Santa Rita uses robots to not just ferry laundry, but also to transport meals to its more than 12,000 inmates each day.
Instead of using technology to reform and upgrade, others take a conventional approach, and see it as a tool to further isolate. For those, biometrics and RFID is the answer.
The idea is simple: 24-hour tracking, anytime, anywhere. When an inmate wearing a RFID bracelet enters a prohibited area, for example, an alarm sounds. RFID makes it possible to monitor and count every inmate in the prison, allowing staff to quickly respond in times of crisis or escape.
But the enormous cost needed to equip the overflowing prison populations with tracking units is a big hurdle. With bureaucratic battles flaring over simple expenses, like e-mail and tablets, such a high-tech vision is far off in a distant future. Despite that ominous nature of technology, prisoner rights’ activists, like Annie, say if it is used with good oversight, it can become a powerful tool for inmates and the system that oversees them.
Ultimately, the growth of technology is a natural outgrowth of the burgeoning corrections industry. Prisons are big business, with billions to be made by healthcare, technology and contracting businesses alike. In the U.S. alone, prison systems employ over 750,000 workers with every new incarceration creating 26 jobs, according to CNBC.
With such lucrative sources of revenue, some worry there is little incentive to reform the criminal justice system, with its harsh drug penalties, draconian sentencing and lack of rehabilitation programs — all of which add to an overflowing prison population.
Annie no longer volunteers in prisons. She’s a mother of two living in an idyllic town in the Bay Area, and the only applications she helps fill out now is for prospective pre-schools for the toddler twin girls she has with her lawyer husband.
In her younger, more activist days, she was often asked why she chose prisons as the subject of her considerable energy and passion as a community organizer. Some volunteers are motivated to fight draconian laws and a flawed conviction and court system, but Annie says her reasons are more personal. She believes that the way we think about prisons and criminals offers a fundamental test of our view of human nature.
Are we able to reflect and acknowledge our mistakes? Are we able to change our lives and our futures? Or do we think of human nature as fundamentally savage, so criminals must be controlled, punished and isolated, far away from the general population?
Of course, it’s never black and white. Prisons, in many ways, must balance both of those perspectives. San Quentin, for example, runs several programs to help rehabilitate inmates, including the nation’s first prisoner-run newspaper. But it also houses the state’s only gas chamber, a reminder to its citizens of the fate that can await the worst of them.

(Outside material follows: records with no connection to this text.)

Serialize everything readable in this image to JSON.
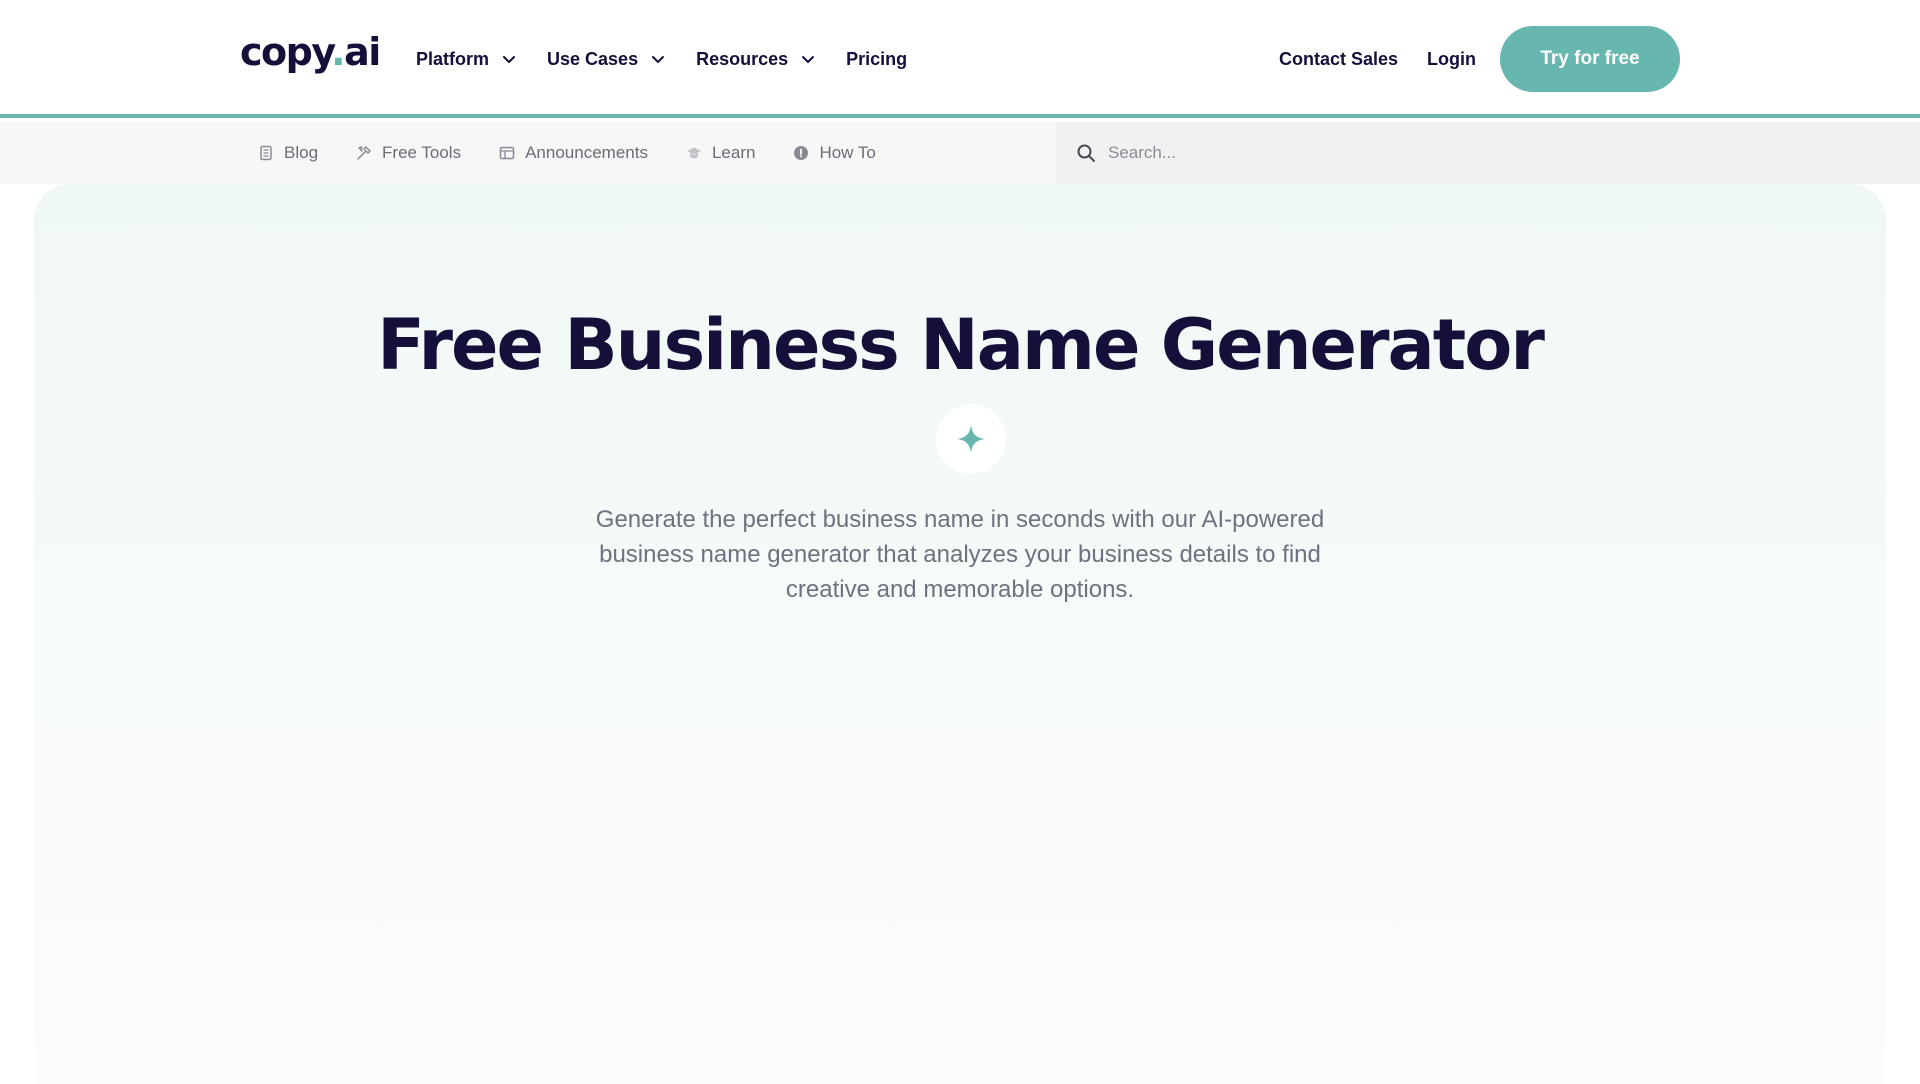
{
  "brand": {
    "logo_main": "copy",
    "logo_dot": ".",
    "logo_tail": "ai",
    "accent": "#67b7b0",
    "ink": "#14103a"
  },
  "topnav": {
    "items": [
      {
        "label": "Platform",
        "dropdown": true
      },
      {
        "label": "Use Cases",
        "dropdown": true
      },
      {
        "label": "Resources",
        "dropdown": true
      },
      {
        "label": "Pricing",
        "dropdown": false
      }
    ],
    "contact_sales": "Contact Sales",
    "login": "Login",
    "cta": "Try for free"
  },
  "subnav": {
    "items": [
      {
        "label": "Blog",
        "icon": "document-icon"
      },
      {
        "label": "Free Tools",
        "icon": "tools-icon"
      },
      {
        "label": "Announcements",
        "icon": "newspaper-icon"
      },
      {
        "label": "Learn",
        "icon": "graduation-cap-icon"
      },
      {
        "label": "How To",
        "icon": "info-circle-icon"
      }
    ],
    "search_placeholder": "Search..."
  },
  "hero": {
    "title": "Free Business Name Generator",
    "icon": "sparkle-icon",
    "description": "Generate the perfect business name in seconds with our AI-powered business name generator that analyzes your business details to find creative and memorable options."
  }
}
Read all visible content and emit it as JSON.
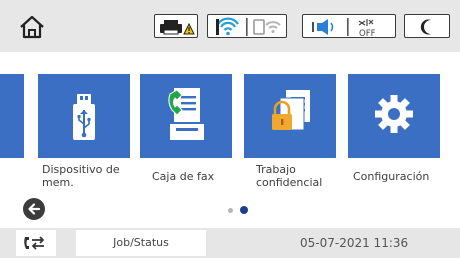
{
  "status_bar": {
    "home_icon": "home-icon",
    "icons": [
      "printer-warning-icon",
      "wifi-icon",
      "wifi-direct-icon",
      "sound-icon",
      "off-icon",
      "night-mode-icon"
    ],
    "colors": {
      "warning": "#f5c400",
      "wifi": "#2a9fd8",
      "sound": "#2a7fd8"
    }
  },
  "apps": [
    {
      "label": "Dispositivo de mem.",
      "icon": "usb-icon"
    },
    {
      "label": "Caja de fax",
      "icon": "fax-box-icon"
    },
    {
      "label": "Trabajo confidencial",
      "icon": "confidential-job-icon"
    },
    {
      "label": "Configuración",
      "icon": "gear-icon"
    }
  ],
  "labels": {
    "app0_line1": "Dispositivo de",
    "app0_line2": "mem.",
    "app1_line1": "Caja de fax",
    "app2_line1": "Trabajo",
    "app2_line2": "confidencial",
    "app3_line1": "Configuración"
  },
  "pagination": {
    "current_page": 2,
    "total_pages": 2
  },
  "bottom_bar": {
    "job_status_label": "Job/Status",
    "datetime": "05-07-2021 11:36"
  },
  "colors": {
    "tile": "#3a6fc4",
    "accent": "#1a3f8f"
  }
}
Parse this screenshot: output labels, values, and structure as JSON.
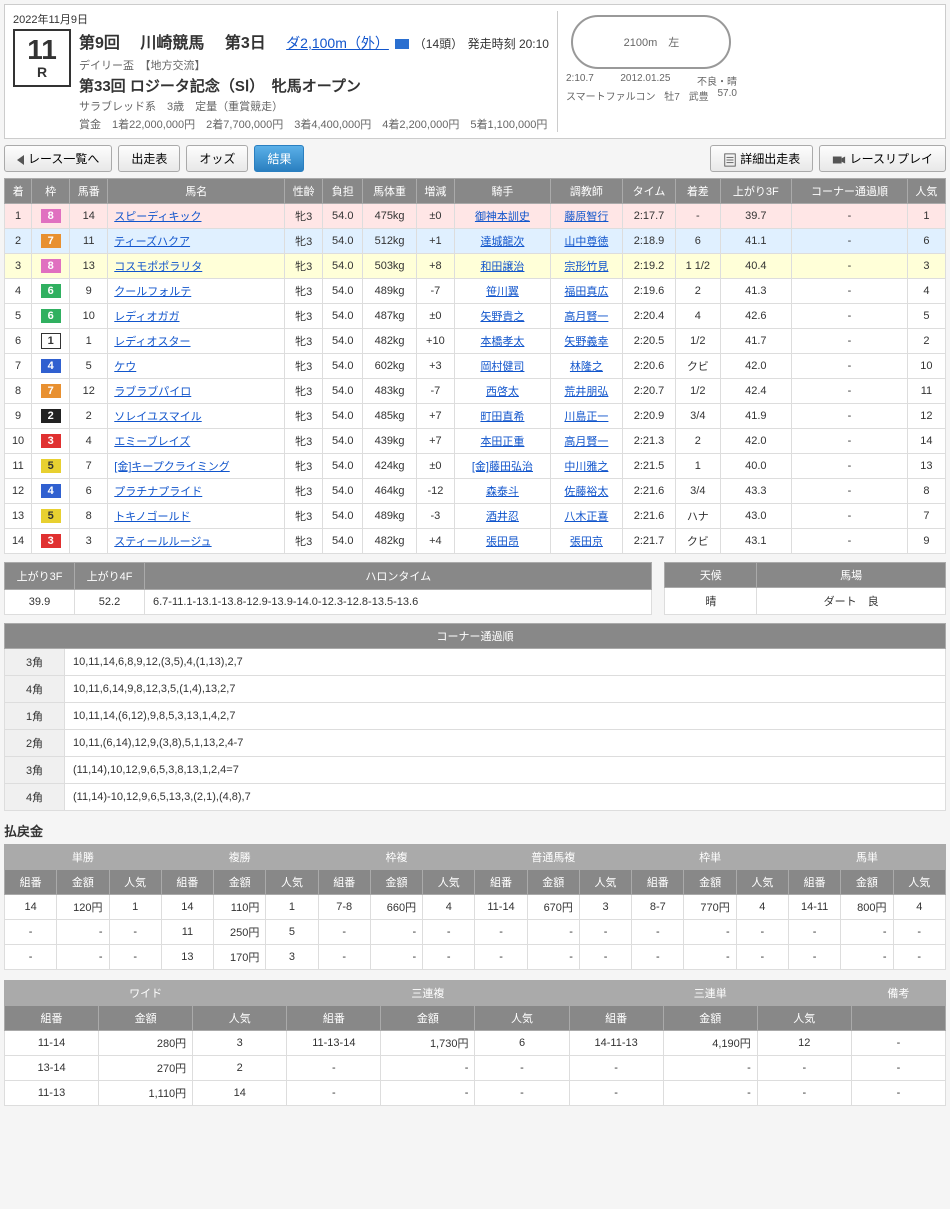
{
  "header": {
    "date": "2022年11月9日",
    "meeting": "第9回",
    "venue": "川崎競馬",
    "day": "第3日",
    "distance_link": "ダ2,100m（外）",
    "horses": "（14頭）",
    "start_time": "発走時刻 20:10",
    "cup": "デイリー盃",
    "exchange": "【地方交流】",
    "race_name": "第33回 ロジータ記念（SⅠ）　牝馬オープン",
    "cond": "サラブレッド系　3歳　定量（重賞競走）",
    "prize_label": "賞金",
    "prize": "1着22,000,000円　2着7,700,000円　3着4,400,000円　4着2,200,000円　5着1,100,000円",
    "race_no": "11",
    "race_r": "R",
    "track_label": "2100m　左",
    "record_time": "2:10.7",
    "record_date": "2012.01.25",
    "record_cond": "不良・晴",
    "record_horse": "スマートファルコン",
    "record_sex": "牡7",
    "record_jockey": "武豊",
    "record_wt": "57.0"
  },
  "nav": {
    "back": "レース一覧へ",
    "entries": "出走表",
    "odds": "オッズ",
    "result": "結果",
    "detail": "詳細出走表",
    "replay": "レースリプレイ"
  },
  "cols": [
    "着",
    "枠",
    "馬番",
    "馬名",
    "性齡",
    "負担",
    "馬体重",
    "増減",
    "騎手",
    "調教師",
    "タイム",
    "着差",
    "上がり3F",
    "コーナー通過順",
    "人気"
  ],
  "rows": [
    {
      "pos": "1",
      "waku": "8",
      "num": "14",
      "name": "スピーディキック",
      "sa": "牝3",
      "wt": "54.0",
      "bw": "475kg",
      "diff": "±0",
      "jk": "御神本訓史",
      "tr": "藤原智行",
      "time": "2:17.7",
      "mgn": "-",
      "f3": "39.7",
      "corner": "-",
      "pop": "1"
    },
    {
      "pos": "2",
      "waku": "7",
      "num": "11",
      "name": "ティーズハクア",
      "sa": "牝3",
      "wt": "54.0",
      "bw": "512kg",
      "diff": "+1",
      "jk": "達城龍次",
      "tr": "山中尊徳",
      "time": "2:18.9",
      "mgn": "6",
      "f3": "41.1",
      "corner": "-",
      "pop": "6"
    },
    {
      "pos": "3",
      "waku": "8",
      "num": "13",
      "name": "コスモポポラリタ",
      "sa": "牝3",
      "wt": "54.0",
      "bw": "503kg",
      "diff": "+8",
      "jk": "和田譲治",
      "tr": "宗形竹見",
      "time": "2:19.2",
      "mgn": "1 1/2",
      "f3": "40.4",
      "corner": "-",
      "pop": "3"
    },
    {
      "pos": "4",
      "waku": "6",
      "num": "9",
      "name": "クールフォルテ",
      "sa": "牝3",
      "wt": "54.0",
      "bw": "489kg",
      "diff": "-7",
      "jk": "笹川翼",
      "tr": "福田真広",
      "time": "2:19.6",
      "mgn": "2",
      "f3": "41.3",
      "corner": "-",
      "pop": "4"
    },
    {
      "pos": "5",
      "waku": "6",
      "num": "10",
      "name": "レディオガガ",
      "sa": "牝3",
      "wt": "54.0",
      "bw": "487kg",
      "diff": "±0",
      "jk": "矢野貴之",
      "tr": "高月賢一",
      "time": "2:20.4",
      "mgn": "4",
      "f3": "42.6",
      "corner": "-",
      "pop": "5"
    },
    {
      "pos": "6",
      "waku": "1",
      "num": "1",
      "name": "レディオスター",
      "sa": "牝3",
      "wt": "54.0",
      "bw": "482kg",
      "diff": "+10",
      "jk": "本橋孝太",
      "tr": "矢野義幸",
      "time": "2:20.5",
      "mgn": "1/2",
      "f3": "41.7",
      "corner": "-",
      "pop": "2"
    },
    {
      "pos": "7",
      "waku": "4",
      "num": "5",
      "name": "ケウ",
      "sa": "牝3",
      "wt": "54.0",
      "bw": "602kg",
      "diff": "+3",
      "jk": "岡村健司",
      "tr": "林隆之",
      "time": "2:20.6",
      "mgn": "クビ",
      "f3": "42.0",
      "corner": "-",
      "pop": "10"
    },
    {
      "pos": "8",
      "waku": "7",
      "num": "12",
      "name": "ラブラブパイロ",
      "sa": "牝3",
      "wt": "54.0",
      "bw": "483kg",
      "diff": "-7",
      "jk": "西啓太",
      "tr": "荒井朋弘",
      "time": "2:20.7",
      "mgn": "1/2",
      "f3": "42.4",
      "corner": "-",
      "pop": "11"
    },
    {
      "pos": "9",
      "waku": "2",
      "num": "2",
      "name": "ソレイユスマイル",
      "sa": "牝3",
      "wt": "54.0",
      "bw": "485kg",
      "diff": "+7",
      "jk": "町田直希",
      "tr": "川島正一",
      "time": "2:20.9",
      "mgn": "3/4",
      "f3": "41.9",
      "corner": "-",
      "pop": "12"
    },
    {
      "pos": "10",
      "waku": "3",
      "num": "4",
      "name": "エミーブレイズ",
      "sa": "牝3",
      "wt": "54.0",
      "bw": "439kg",
      "diff": "+7",
      "jk": "本田正重",
      "tr": "高月賢一",
      "time": "2:21.3",
      "mgn": "2",
      "f3": "42.0",
      "corner": "-",
      "pop": "14"
    },
    {
      "pos": "11",
      "waku": "5",
      "num": "7",
      "name": "[金]キープクライミング",
      "sa": "牝3",
      "wt": "54.0",
      "bw": "424kg",
      "diff": "±0",
      "jk": "[金]藤田弘治",
      "tr": "中川雅之",
      "time": "2:21.5",
      "mgn": "1",
      "f3": "40.0",
      "corner": "-",
      "pop": "13"
    },
    {
      "pos": "12",
      "waku": "4",
      "num": "6",
      "name": "プラチナプライド",
      "sa": "牝3",
      "wt": "54.0",
      "bw": "464kg",
      "diff": "-12",
      "jk": "森泰斗",
      "tr": "佐藤裕太",
      "time": "2:21.6",
      "mgn": "3/4",
      "f3": "43.3",
      "corner": "-",
      "pop": "8"
    },
    {
      "pos": "13",
      "waku": "5",
      "num": "8",
      "name": "トキノゴールド",
      "sa": "牝3",
      "wt": "54.0",
      "bw": "489kg",
      "diff": "-3",
      "jk": "酒井忍",
      "tr": "八木正喜",
      "time": "2:21.6",
      "mgn": "ハナ",
      "f3": "43.0",
      "corner": "-",
      "pop": "7"
    },
    {
      "pos": "14",
      "waku": "3",
      "num": "3",
      "name": "スティールルージュ",
      "sa": "牝3",
      "wt": "54.0",
      "bw": "482kg",
      "diff": "+4",
      "jk": "張田昂",
      "tr": "張田京",
      "time": "2:21.7",
      "mgn": "クビ",
      "f3": "43.1",
      "corner": "-",
      "pop": "9"
    }
  ],
  "lap": {
    "h": {
      "f3": "上がり3F",
      "f4": "上がり4F",
      "ht": "ハロンタイム",
      "weather": "天候",
      "going": "馬場"
    },
    "f3": "39.9",
    "f4": "52.2",
    "halon": "6.7-11.1-13.1-13.8-12.9-13.9-14.0-12.3-12.8-13.5-13.6",
    "weather": "晴",
    "going": "ダート　良"
  },
  "corner": {
    "title": "コーナー通過順",
    "rows": [
      {
        "lbl": "3角",
        "val": "10,11,14,6,8,9,12,(3,5),4,(1,13),2,7"
      },
      {
        "lbl": "4角",
        "val": "10,11,6,14,9,8,12,3,5,(1,4),13,2,7"
      },
      {
        "lbl": "1角",
        "val": "10,11,14,(6,12),9,8,5,3,13,1,4,2,7"
      },
      {
        "lbl": "2角",
        "val": "10,11,(6,14),12,9,(3,8),5,1,13,2,4-7"
      },
      {
        "lbl": "3角",
        "val": "(11,14),10,12,9,6,5,3,8,13,1,2,4=7"
      },
      {
        "lbl": "4角",
        "val": "(11,14)-10,12,9,6,5,13,3,(2,1),(4,8),7"
      }
    ]
  },
  "payout_title": "払戻金",
  "payout1": {
    "cats": [
      "単勝",
      "複勝",
      "枠複",
      "普通馬複",
      "枠単",
      "馬単"
    ],
    "sub": [
      "組番",
      "金額",
      "人気"
    ],
    "rows": [
      [
        "14",
        "120円",
        "1",
        "14",
        "110円",
        "1",
        "7-8",
        "660円",
        "4",
        "11-14",
        "670円",
        "3",
        "8-7",
        "770円",
        "4",
        "14-11",
        "800円",
        "4"
      ],
      [
        "-",
        "-",
        "-",
        "11",
        "250円",
        "5",
        "-",
        "-",
        "-",
        "-",
        "-",
        "-",
        "-",
        "-",
        "-",
        "-",
        "-",
        "-"
      ],
      [
        "-",
        "-",
        "-",
        "13",
        "170円",
        "3",
        "-",
        "-",
        "-",
        "-",
        "-",
        "-",
        "-",
        "-",
        "-",
        "-",
        "-",
        "-"
      ]
    ]
  },
  "payout2": {
    "cats": [
      "ワイド",
      "三連複",
      "三連単",
      "備考"
    ],
    "sub": [
      "組番",
      "金額",
      "人気"
    ],
    "rows": [
      [
        "11-14",
        "280円",
        "3",
        "11-13-14",
        "1,730円",
        "6",
        "14-11-13",
        "4,190円",
        "12",
        "-"
      ],
      [
        "13-14",
        "270円",
        "2",
        "-",
        "-",
        "-",
        "-",
        "-",
        "-",
        "-"
      ],
      [
        "11-13",
        "1,110円",
        "14",
        "-",
        "-",
        "-",
        "-",
        "-",
        "-",
        "-"
      ]
    ]
  }
}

Prisons must navigate that tenuous balance: they’re not just places to isolate inmates from society, they’ve evolved to become institutions we use to reform them. Technology within prisons — both by inmates themselves and by the wardens and staff that oversee them — can serve both ends. Which end wins out, though, will depend on how those in power see and shape the lives of the punished. ♦